▶ TASK DESCRIPTION
For the string "JSON", search the entries below and copy every line where it appears.

▶ RECORDS FOR THIS TASK
%%
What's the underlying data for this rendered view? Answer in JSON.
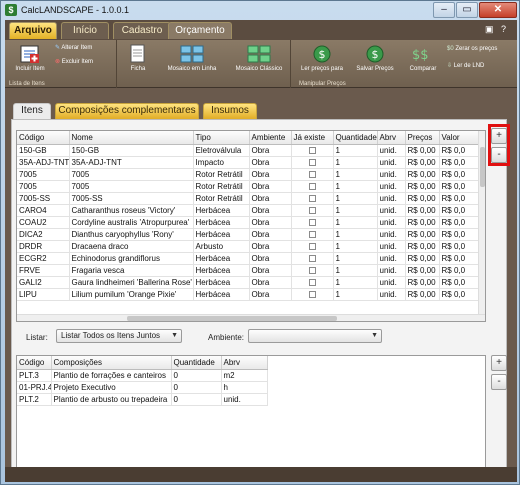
{
  "window": {
    "title": "CalcLANDSCAPE - 1.0.0.1",
    "app_icon": "$"
  },
  "ribbon_tabs": [
    "Arquivo",
    "Início",
    "Cadastro",
    "Orçamento"
  ],
  "ribbon": {
    "lista": {
      "incluir": "Incluir Item",
      "alterar": "Alterar Item",
      "excluir": "Excluir Item",
      "group_label": "Lista de Itens"
    },
    "ficha": "Ficha",
    "mosaico_linha": "Mosaico em Linha",
    "mosaico_classico": "Mosaico Clássico",
    "precos": {
      "ler_precos": "Ler preços para",
      "salvar_precos": "Salvar Preços",
      "comparar": "Comparar",
      "zerar": "Zerar os preços",
      "ler_lnd": "Ler de LND",
      "group_label": "Manipular Preços"
    }
  },
  "doc_tabs": [
    "Itens",
    "Composições complementares",
    "Insumos"
  ],
  "items_table": {
    "columns": [
      "Código",
      "Nome",
      "Tipo",
      "Ambiente",
      "Já existe",
      "Quantidade",
      "Abrv",
      "Preços",
      "Valor"
    ],
    "rows": [
      [
        "150-GB",
        "150-GB",
        "Eletroválvula",
        "Obra",
        "",
        "1",
        "unid.",
        "R$ 0,00",
        "R$ 0,0"
      ],
      [
        "35A-ADJ-TNT",
        "35A-ADJ-TNT",
        "Impacto",
        "Obra",
        "",
        "1",
        "unid.",
        "R$ 0,00",
        "R$ 0,0"
      ],
      [
        "7005",
        "7005",
        "Rotor Retrátil",
        "Obra",
        "",
        "1",
        "unid.",
        "R$ 0,00",
        "R$ 0,0"
      ],
      [
        "7005",
        "7005",
        "Rotor Retrátil",
        "Obra",
        "",
        "1",
        "unid.",
        "R$ 0,00",
        "R$ 0,0"
      ],
      [
        "7005-SS",
        "7005-SS",
        "Rotor Retrátil",
        "Obra",
        "",
        "1",
        "unid.",
        "R$ 0,00",
        "R$ 0,0"
      ],
      [
        "CARO4",
        "Catharanthus roseus 'Victory'",
        "Herbácea",
        "Obra",
        "",
        "1",
        "unid.",
        "R$ 0,00",
        "R$ 0,0"
      ],
      [
        "COAU2",
        "Cordyline australis 'Atropurpurea'",
        "Herbácea",
        "Obra",
        "",
        "1",
        "unid.",
        "R$ 0,00",
        "R$ 0,0"
      ],
      [
        "DICA2",
        "Dianthus caryophyllus 'Rony'",
        "Herbácea",
        "Obra",
        "",
        "1",
        "unid.",
        "R$ 0,00",
        "R$ 0,0"
      ],
      [
        "DRDR",
        "Dracaena draco",
        "Arbusto",
        "Obra",
        "",
        "1",
        "unid.",
        "R$ 0,00",
        "R$ 0,0"
      ],
      [
        "ECGR2",
        "Echinodorus grandiflorus",
        "Herbácea",
        "Obra",
        "",
        "1",
        "unid.",
        "R$ 0,00",
        "R$ 0,0"
      ],
      [
        "FRVE",
        "Fragaria vesca",
        "Herbácea",
        "Obra",
        "",
        "1",
        "unid.",
        "R$ 0,00",
        "R$ 0,0"
      ],
      [
        "GALI2",
        "Gaura lindheimeri 'Ballerina Rose'",
        "Herbácea",
        "Obra",
        "",
        "1",
        "unid.",
        "R$ 0,00",
        "R$ 0,0"
      ],
      [
        "LIPU",
        "Lilium pumilum 'Orange Pixie'",
        "Herbácea",
        "Obra",
        "",
        "1",
        "unid.",
        "R$ 0,00",
        "R$ 0,0"
      ]
    ]
  },
  "filters": {
    "listar_label": "Listar:",
    "listar_value": "Listar Todos os Itens Juntos",
    "ambiente_label": "Ambiente:",
    "ambiente_value": ""
  },
  "comp_table": {
    "columns": [
      "Código",
      "Composições",
      "Quantidade",
      "Abrv"
    ],
    "rows": [
      [
        "PLT.3",
        "Plantio de forrações e canteiros",
        "0",
        "m2"
      ],
      [
        "01-PRJ.4",
        "Projeto Executivo",
        "0",
        "h"
      ],
      [
        "PLT.2",
        "Plantio de arbusto ou trepadeira",
        "0",
        "unid."
      ]
    ]
  },
  "side_buttons": {
    "add": "+",
    "remove": "-"
  },
  "colors": {
    "accent_gold": "#e3b126",
    "brown": "#6a5a4d",
    "highlight": "#e01010"
  }
}
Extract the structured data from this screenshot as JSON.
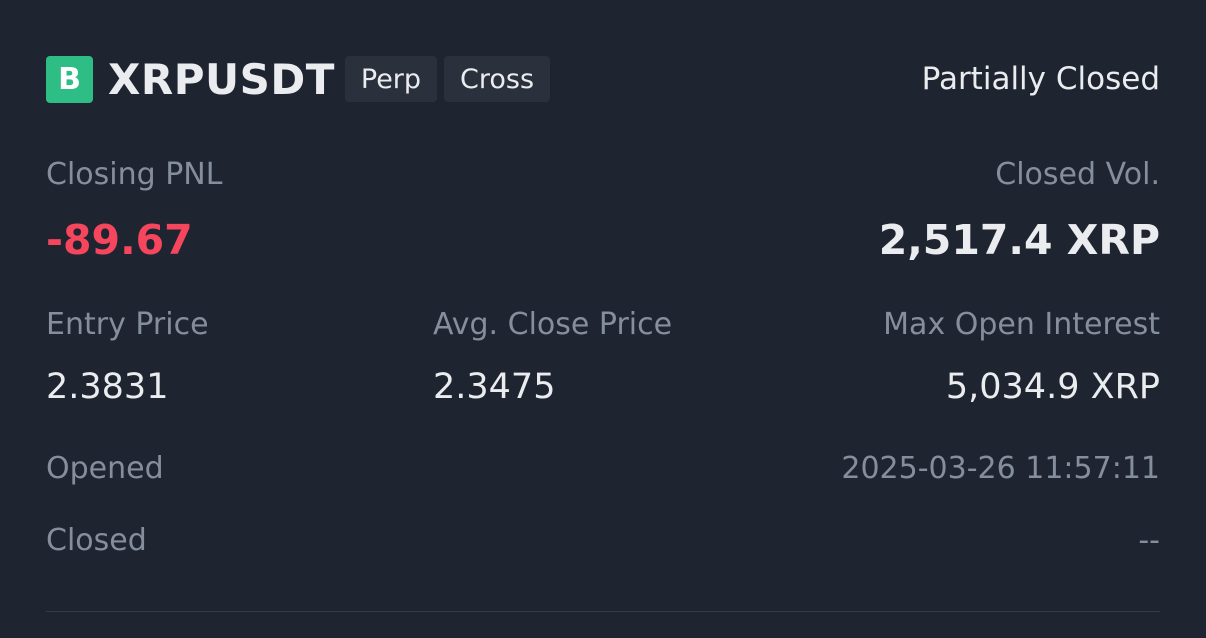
{
  "position": {
    "side_badge": "B",
    "symbol": "XRPUSDT",
    "tags": [
      "Perp",
      "Cross"
    ],
    "status": "Partially Closed"
  },
  "summary": {
    "closing_pnl_label": "Closing PNL",
    "closing_pnl_value": "-89.67",
    "closed_vol_label": "Closed Vol.",
    "closed_vol_value": "2,517.4 XRP"
  },
  "prices": {
    "entry_price_label": "Entry Price",
    "entry_price_value": "2.3831",
    "avg_close_price_label": "Avg. Close Price",
    "avg_close_price_value": "2.3475",
    "max_open_interest_label": "Max Open Interest",
    "max_open_interest_value": "5,034.9 XRP"
  },
  "times": {
    "opened_label": "Opened",
    "opened_value": "2025-03-26 11:57:11",
    "closed_label": "Closed",
    "closed_value": "--"
  },
  "colors": {
    "background": "#1f2530",
    "buy_green": "#2ebd85",
    "loss_red": "#f6465d",
    "muted_text": "#848e9c",
    "primary_text": "#eaecef"
  }
}
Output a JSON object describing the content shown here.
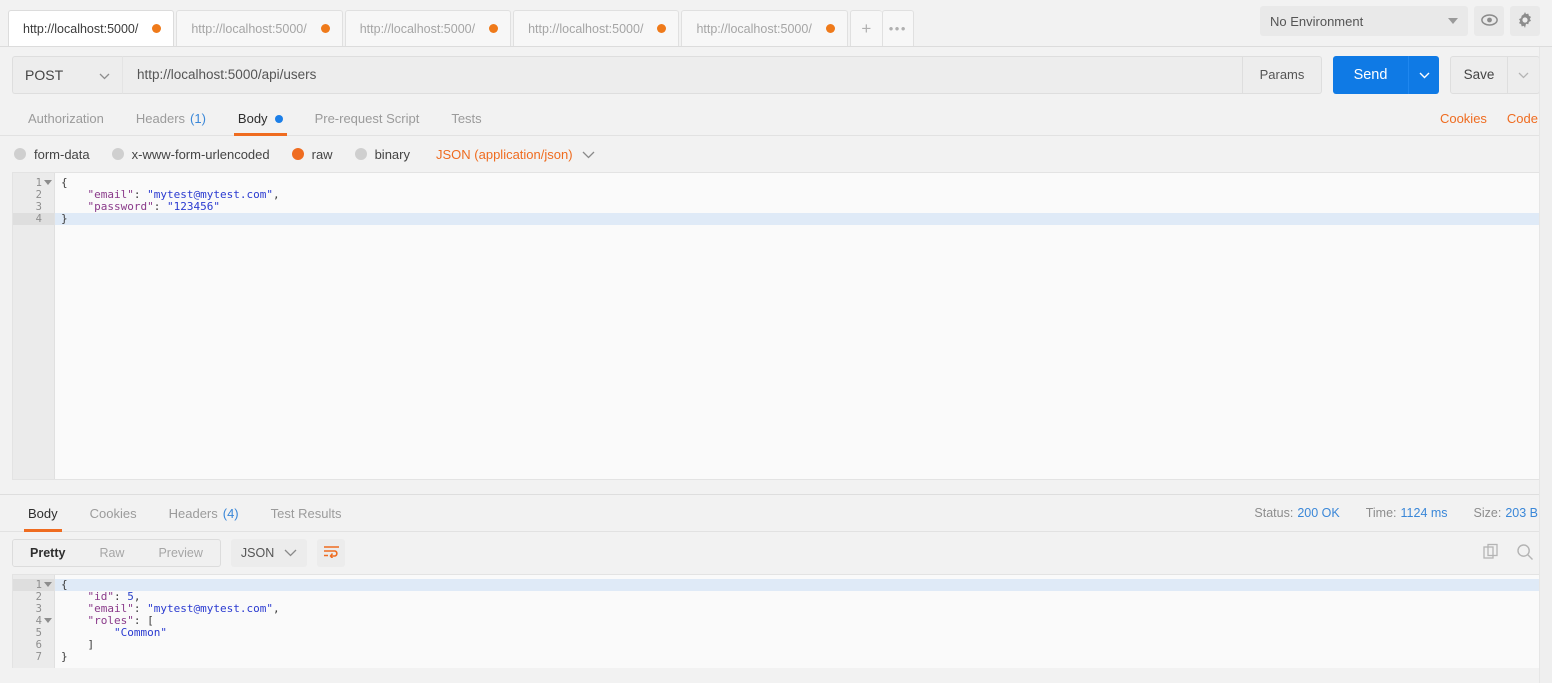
{
  "tabbar": {
    "tabs": [
      {
        "label": "http://localhost:5000/",
        "active": true
      },
      {
        "label": "http://localhost:5000/",
        "active": false
      },
      {
        "label": "http://localhost:5000/",
        "active": false
      },
      {
        "label": "http://localhost:5000/",
        "active": false
      },
      {
        "label": "http://localhost:5000/",
        "active": false
      }
    ],
    "new_tab_label": "+",
    "more_label": "•••",
    "environment": {
      "selected": "No Environment",
      "eye_icon": "eye-icon",
      "gear_icon": "gear-icon"
    }
  },
  "request": {
    "method": "POST",
    "url": "http://localhost:5000/api/users",
    "params_label": "Params",
    "send_label": "Send",
    "save_label": "Save",
    "tabs": [
      {
        "label": "Authorization",
        "active": false,
        "count": "",
        "dot": false
      },
      {
        "label": "Headers",
        "active": false,
        "count": "(1)",
        "dot": false
      },
      {
        "label": "Body",
        "active": true,
        "count": "",
        "dot": true
      },
      {
        "label": "Pre-request Script",
        "active": false,
        "count": "",
        "dot": false
      },
      {
        "label": "Tests",
        "active": false,
        "count": "",
        "dot": false
      }
    ],
    "cookies_label": "Cookies",
    "code_label": "Code",
    "body_types": [
      {
        "label": "form-data",
        "selected": false
      },
      {
        "label": "x-www-form-urlencoded",
        "selected": false
      },
      {
        "label": "raw",
        "selected": true
      },
      {
        "label": "binary",
        "selected": false
      }
    ],
    "content_type": "JSON (application/json)",
    "body_lines": [
      {
        "num": "1",
        "fold": true,
        "highlight": false,
        "text": "{"
      },
      {
        "num": "2",
        "fold": false,
        "highlight": false,
        "text": "    \"email\": \"mytest@mytest.com\","
      },
      {
        "num": "3",
        "fold": false,
        "highlight": false,
        "text": "    \"password\": \"123456\""
      },
      {
        "num": "4",
        "fold": false,
        "highlight": true,
        "text": "}"
      }
    ]
  },
  "response": {
    "tabs": [
      {
        "label": "Body",
        "active": true,
        "count": ""
      },
      {
        "label": "Cookies",
        "active": false,
        "count": ""
      },
      {
        "label": "Headers",
        "active": false,
        "count": "(4)"
      },
      {
        "label": "Test Results",
        "active": false,
        "count": ""
      }
    ],
    "status_label": "Status:",
    "status_value": "200 OK",
    "time_label": "Time:",
    "time_value": "1124 ms",
    "size_label": "Size:",
    "size_value": "203 B",
    "view_modes": [
      {
        "label": "Pretty",
        "active": true
      },
      {
        "label": "Raw",
        "active": false
      },
      {
        "label": "Preview",
        "active": false
      }
    ],
    "format": "JSON",
    "wrap_icon": "word-wrap-icon",
    "copy_icon": "copy-icon",
    "search_icon": "search-icon",
    "body_lines": [
      {
        "num": "1",
        "fold": true,
        "highlight": true,
        "text": "{"
      },
      {
        "num": "2",
        "fold": false,
        "highlight": false,
        "text": "    \"id\": 5,"
      },
      {
        "num": "3",
        "fold": false,
        "highlight": false,
        "text": "    \"email\": \"mytest@mytest.com\","
      },
      {
        "num": "4",
        "fold": true,
        "highlight": false,
        "text": "    \"roles\": ["
      },
      {
        "num": "5",
        "fold": false,
        "highlight": false,
        "text": "        \"Common\""
      },
      {
        "num": "6",
        "fold": false,
        "highlight": false,
        "text": "    ]"
      },
      {
        "num": "7",
        "fold": false,
        "highlight": false,
        "text": "}"
      }
    ]
  },
  "colors": {
    "accent_orange": "#ef6c20",
    "accent_blue": "#0f7ae5",
    "link_blue": "#3a87d8",
    "dot_orange": "#ef7a1a",
    "body_dot_blue": "#1c7fe8"
  }
}
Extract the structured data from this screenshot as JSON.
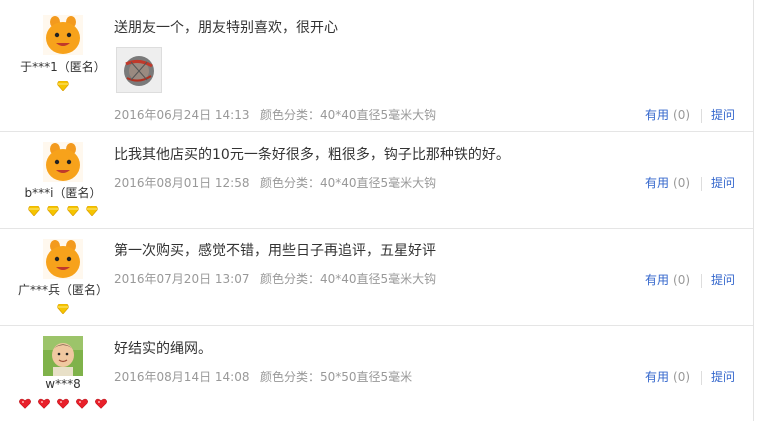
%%
▶ WRITTEN ANSWER
What's the underlying data for this rendered view? Answer in JSON.
Extract the structured data from this screenshot as JSON.
Output a JSON object describing the content shown here.
    "content_type": "JSON (application/json)",
    "format": "JSON",
Extract the structured data from this screenshot as JSON.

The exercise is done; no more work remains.